Clockwise: a moody sky looking across to San Marco; Church of la Pieta -the renovations that he oversaw were completed after Vivaldi's death, market day on the Grand Cnal; a memorial stone to Antonios Vivaldi, Vivaldi with his most loved instrument- the violin; Ospedale le Pieta -orphanage for abandoned girls.
Vivaldi was the most acclaimed composer of his time. Born and raised in Venice he lived there for most of his life there dedicating his time and vast talent to composing music for the girls in the Ospedale le Pieta.

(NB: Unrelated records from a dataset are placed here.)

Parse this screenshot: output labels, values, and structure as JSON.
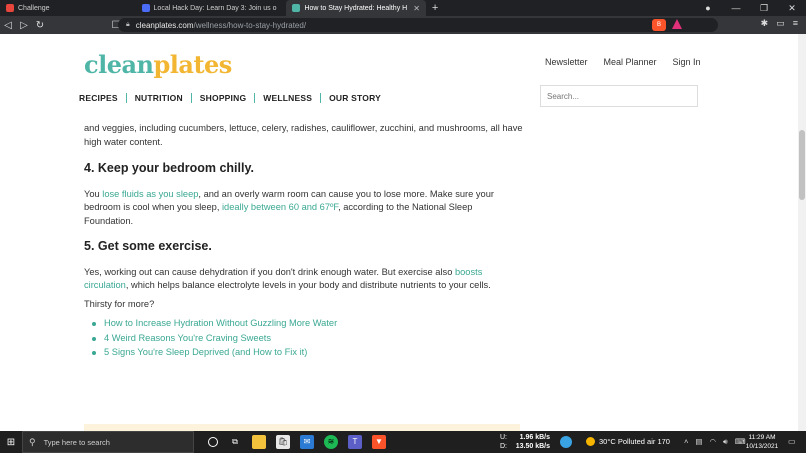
{
  "browser": {
    "tabs": [
      {
        "title": "Challenge",
        "favicon_color": "#e8453c",
        "active": false
      },
      {
        "title": "Local Hack Day: Learn Day 3: Join us o",
        "favicon_color": "#4a6cf7",
        "favicon_letter": "D",
        "active": false
      },
      {
        "title": "How to Stay Hydrated: Healthy H",
        "favicon_color": "#4fb6a7",
        "favicon_letter": "c",
        "active": true
      }
    ],
    "new_tab": "+",
    "url_host": "cleanplates.com",
    "url_path": "/wellness/how-to-stay-hydrated/",
    "window_controls": [
      "—",
      "❐",
      "✕"
    ]
  },
  "site": {
    "logo_part1": "clean",
    "logo_part2": "plates",
    "top_links": [
      "Newsletter",
      "Meal Planner",
      "Sign In"
    ],
    "nav": [
      "RECIPES",
      "NUTRITION",
      "SHOPPING",
      "WELLNESS",
      "OUR STORY"
    ],
    "search_placeholder": "Search..."
  },
  "article": {
    "intro": "and veggies, including cucumbers, lettuce, celery, radishes, cauliflower, zucchini, and mushrooms, all have high water content.",
    "h4": "4. Keep your bedroom chilly.",
    "p4_a": "You ",
    "p4_link1": "lose fluids as you sleep",
    "p4_b": ", and an overly warm room can cause you to lose more. Make sure your bedroom is cool when you sleep, ",
    "p4_link2": "ideally between 60 and 67ºF",
    "p4_c": ", according to the National Sleep Foundation.",
    "h5": "5. Get some exercise.",
    "p5_a": "Yes, working out can cause dehydration if you don't drink enough water. But exercise also ",
    "p5_link": "boosts circulation",
    "p5_b": ", which helps balance electrolyte levels in your body and distribute nutrients to your cells.",
    "more": "Thirsty for more?",
    "links": [
      "How to Increase Hydration Without Guzzling More Water",
      "4 Weird Reasons You're Craving Sweets",
      "5 Signs You're Sleep Deprived (and How to Fix it)"
    ]
  },
  "taskbar": {
    "search_placeholder": "Type here to search",
    "net_up_label": "U:",
    "net_up": "1.96 kB/s",
    "net_down_label": "D:",
    "net_down": "13.50 kB/s",
    "weather": "30°C  Polluted air 170",
    "time": "11:29 AM",
    "date": "10/13/2021"
  }
}
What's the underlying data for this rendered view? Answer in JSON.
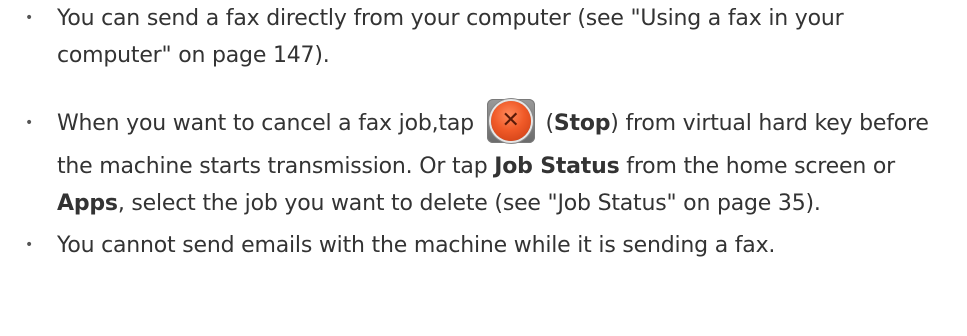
{
  "bullets": [
    {
      "text": "You can send a fax directly from your computer (see \"Using a fax in your computer\" on page 147)."
    },
    {
      "before_icon": "When you want to cancel a fax job,tap",
      "icon": "stop-icon",
      "paren_open": " (",
      "stop_label": "Stop",
      "after_stop": ") from virtual hard key before the machine starts transmission. Or tap ",
      "job_status_label": "Job Status",
      "middle": "  from the home screen or ",
      "apps_label": "Apps",
      "end": ", select the job you want to delete (see \"Job Status\" on page 35)."
    },
    {
      "text": "You cannot send emails with the machine while it is sending a fax."
    }
  ],
  "colors": {
    "text": "#333333",
    "stop_button": "#f05a28"
  }
}
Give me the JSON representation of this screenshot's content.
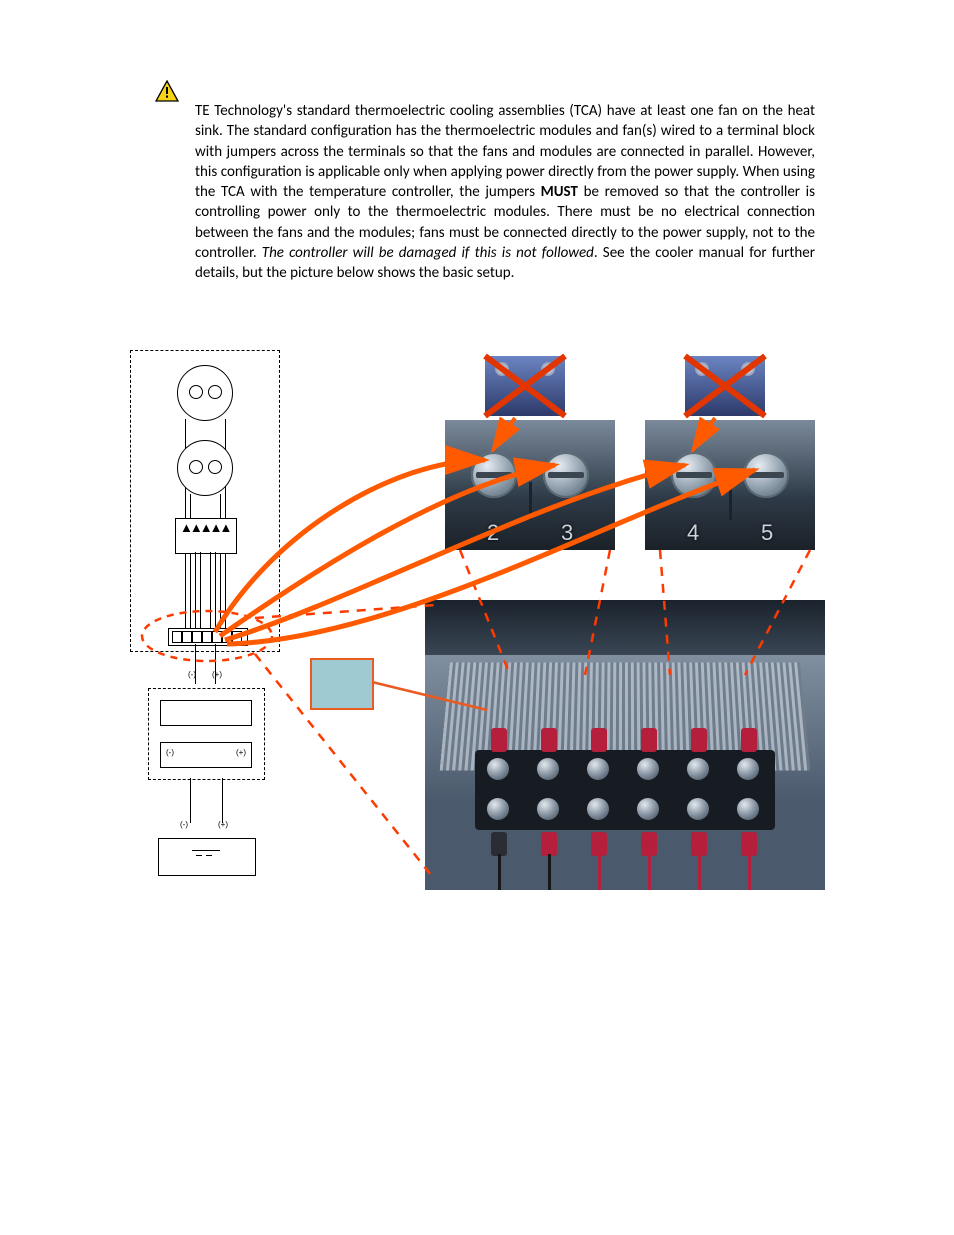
{
  "paragraph": {
    "pre": " TE Technology's standard thermoelectric cooling assemblies (TCA) have at least one fan on the heat sink. The standard configuration has the thermoelectric modules and fan(s) wired to a terminal block with jumpers across the terminals so that the fans and modules are connected in parallel. However, this configuration is applicable only when applying power directly from the power supply. When using the TCA with the temperature controller, the jumpers ",
    "must": "MUST",
    "mid": " be removed so that the controller is controlling power only to the thermoelectric modules. There must be no electrical connection between the fans and the modules; fans must be connected directly to the power supply, not to the controller. ",
    "italic": "The controller will be damaged if this is not followed",
    "post": ". See the cooler manual for further details, but the picture below shows the basic setup."
  },
  "terminals": {
    "left": {
      "a": "2",
      "b": "3"
    },
    "right": {
      "a": "4",
      "b": "5"
    }
  },
  "schematic_polarities": {
    "upper_left": "(-)",
    "upper_right": "(+)",
    "lower_left": "(-)",
    "lower_right": "(+)"
  },
  "icons": {
    "warning": "warning-triangle",
    "remove": "remove-x"
  }
}
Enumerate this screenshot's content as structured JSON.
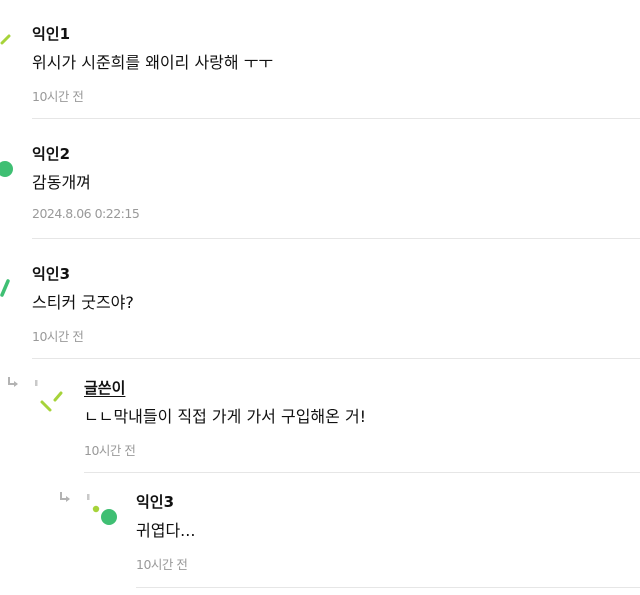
{
  "comments": [
    {
      "author": "익인1",
      "text": "위시가 시준희를 왜이리 사랑해 ㅜㅜ",
      "time": "10시간 전"
    },
    {
      "author": "익인2",
      "text": "감동개껴",
      "time": "2024.8.06 0:22:15"
    },
    {
      "author": "익인3",
      "text": "스티커 굿즈야?",
      "time": "10시간 전"
    },
    {
      "author": "글쓴이",
      "text": "ㄴㄴ막내들이 직접 가게 가서 구입해온 거!",
      "time": "10시간 전"
    },
    {
      "author": "익인3",
      "text": "귀엽다...",
      "time": "10시간 전"
    }
  ],
  "colors": {
    "green": "#3fbf73",
    "lime": "#a6d33a",
    "grey_text": "#9a9a9a"
  },
  "icons": [
    "reply-arrow-icon",
    "avatar-icon"
  ]
}
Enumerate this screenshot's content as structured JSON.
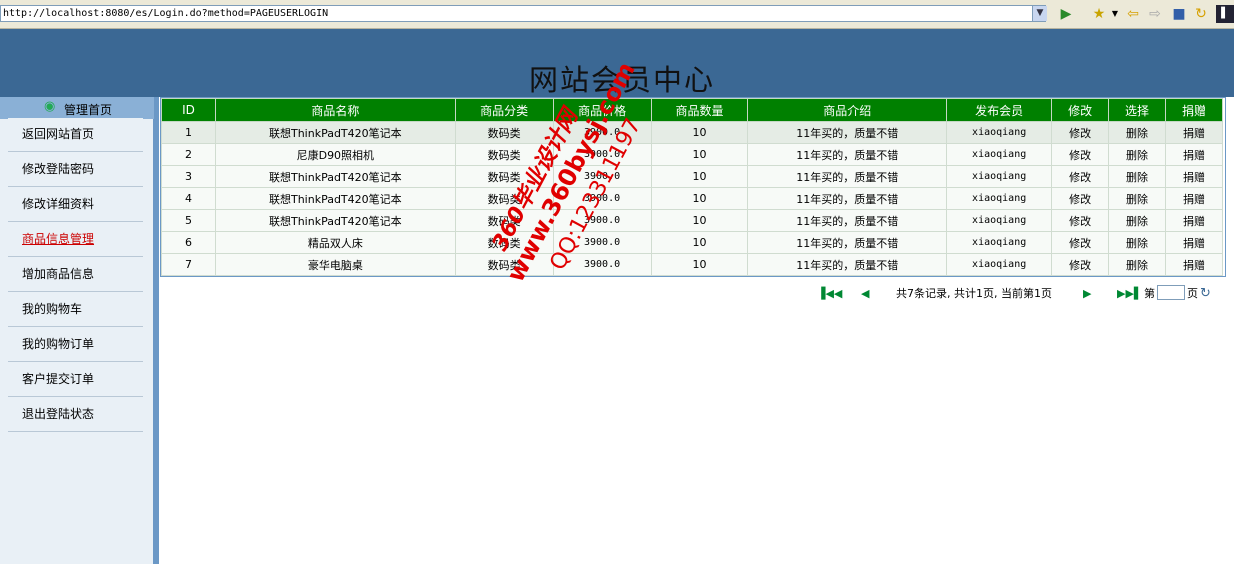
{
  "browser": {
    "url": "http://localhost:8080/es/Login.do?method=PAGEUSERLOGIN"
  },
  "site_title": "网站会员中心",
  "sidebar": {
    "header": "管理首页",
    "items": [
      {
        "label": "返回网站首页"
      },
      {
        "label": "修改登陆密码"
      },
      {
        "label": "修改详细资料"
      },
      {
        "label": "商品信息管理"
      },
      {
        "label": "增加商品信息"
      },
      {
        "label": "我的购物车"
      },
      {
        "label": "我的购物订单"
      },
      {
        "label": "客户提交订单"
      },
      {
        "label": "退出登陆状态"
      }
    ]
  },
  "table": {
    "headers": [
      "ID",
      "商品名称",
      "商品分类",
      "商品价格",
      "商品数量",
      "商品介绍",
      "发布会员",
      "修改",
      "选择",
      "捐赠"
    ],
    "rows": [
      {
        "id": "1",
        "name": "联想ThinkPadT420笔记本",
        "category": "数码类",
        "price": "3900.0",
        "qty": "10",
        "desc": "11年买的，质量不错",
        "member": "xiaoqiang",
        "edit": "修改",
        "del": "删除",
        "donate": "捐赠"
      },
      {
        "id": "2",
        "name": "尼康D90照相机",
        "category": "数码类",
        "price": "3900.0",
        "qty": "10",
        "desc": "11年买的，质量不错",
        "member": "xiaoqiang",
        "edit": "修改",
        "del": "删除",
        "donate": "捐赠"
      },
      {
        "id": "3",
        "name": "联想ThinkPadT420笔记本",
        "category": "数码类",
        "price": "3900.0",
        "qty": "10",
        "desc": "11年买的，质量不错",
        "member": "xiaoqiang",
        "edit": "修改",
        "del": "删除",
        "donate": "捐赠"
      },
      {
        "id": "4",
        "name": "联想ThinkPadT420笔记本",
        "category": "数码类",
        "price": "3900.0",
        "qty": "10",
        "desc": "11年买的，质量不错",
        "member": "xiaoqiang",
        "edit": "修改",
        "del": "删除",
        "donate": "捐赠"
      },
      {
        "id": "5",
        "name": "联想ThinkPadT420笔记本",
        "category": "数码类",
        "price": "3900.0",
        "qty": "10",
        "desc": "11年买的，质量不错",
        "member": "xiaoqiang",
        "edit": "修改",
        "del": "删除",
        "donate": "捐赠"
      },
      {
        "id": "6",
        "name": "精品双人床",
        "category": "数码类",
        "price": "3900.0",
        "qty": "10",
        "desc": "11年买的，质量不错",
        "member": "xiaoqiang",
        "edit": "修改",
        "del": "删除",
        "donate": "捐赠"
      },
      {
        "id": "7",
        "name": "豪华电脑桌",
        "category": "数码类",
        "price": "3900.0",
        "qty": "10",
        "desc": "11年买的，质量不错",
        "member": "xiaoqiang",
        "edit": "修改",
        "del": "删除",
        "donate": "捐赠"
      }
    ]
  },
  "pager": {
    "info": "共7条记录, 共计1页, 当前第1页",
    "page_label": "第",
    "page_unit": "页"
  },
  "watermark": {
    "line1": "360毕业设计网",
    "line2": "www.360bysj.com",
    "line3": "QQ:123311197"
  },
  "colors": {
    "banner": "#3b6894",
    "table_header": "#008000",
    "sidebar_bg": "#e9f0f6",
    "active_menu": "#cc0000",
    "watermark": "#e00000"
  }
}
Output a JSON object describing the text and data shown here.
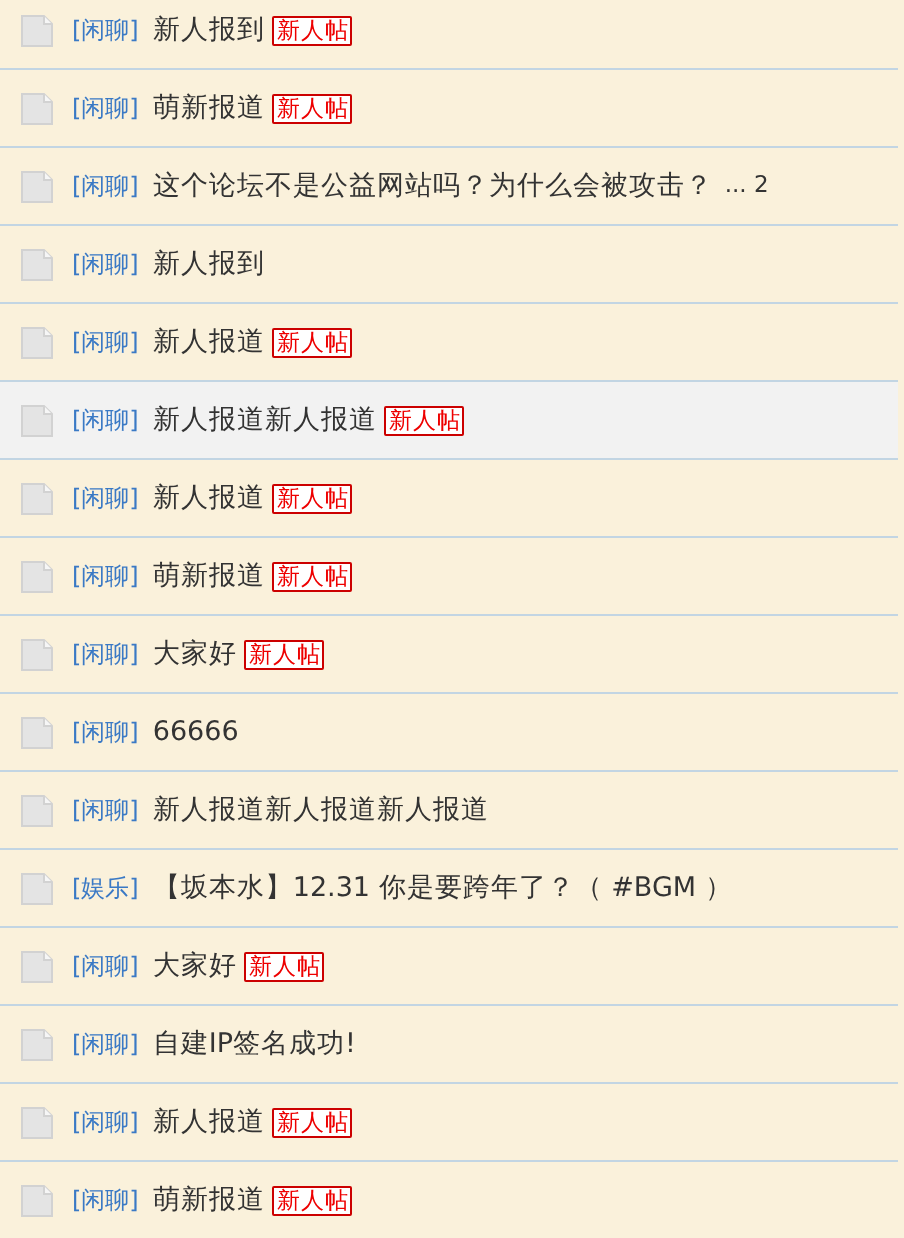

Shadows scattered across the room and thunder drowned out the mother’s fading cries. A powerful tremor, born deep within the earth, shook the lagoon and its islands, as if God himself was impatient for this birthing to be finished. With a final desperate push, the child entered the world; his quivering body, frail but fighting, was veiled in a bloodied chestnut coat, like a runt fox cub. The mother fell into an exhausted sleep, grateful that this, her first child, had finally been ushered from her. I cut the cord and sucked the mucous from his limp blue body, blowing into his flaring nostrils. He startled, as if surprised to be alive and his tiny chest rose and fell once, twice and then paused before fluttering again, struggling to claim his place among us. I did not expect him to outlive the storm. Wrapping him tightly as another tremor shuddered through the room; I took the water, collected that morning from the font of San Giovanni and drew a watery cross on his crumpled forehead. ‘Antonio Lucio Vivaldi, per picoli de morte, ti battezzandole nel nome del Padre e del Figlio e dello Spirito Santo.’ ‘Antonio Lucio Vivaldi, due to danger of death, I baptise you in the name of the father and of the son and of the Holy Spirit.’ A flash lit up the image of Saint Cecilia hanging above the bed, and in that moment, I understood that the heavenly hosts were indeed watching over us. I placed the panting baby onto his mother’s swelling breast and prayed. ‘Heavenly Father, if it is your will that this child survives, he will repay you a hundred-fold and dedicate his time here on earth to your glory, bringing to all mankind joy and inspiration beyond our earthly imagination.’ Extract from the diary of midwife Sister Margherita Veronese as told to her protector and scribe, the Abbess Minelli. Parish of St Giovanni, Bragora, Venice, March 4th, 1678.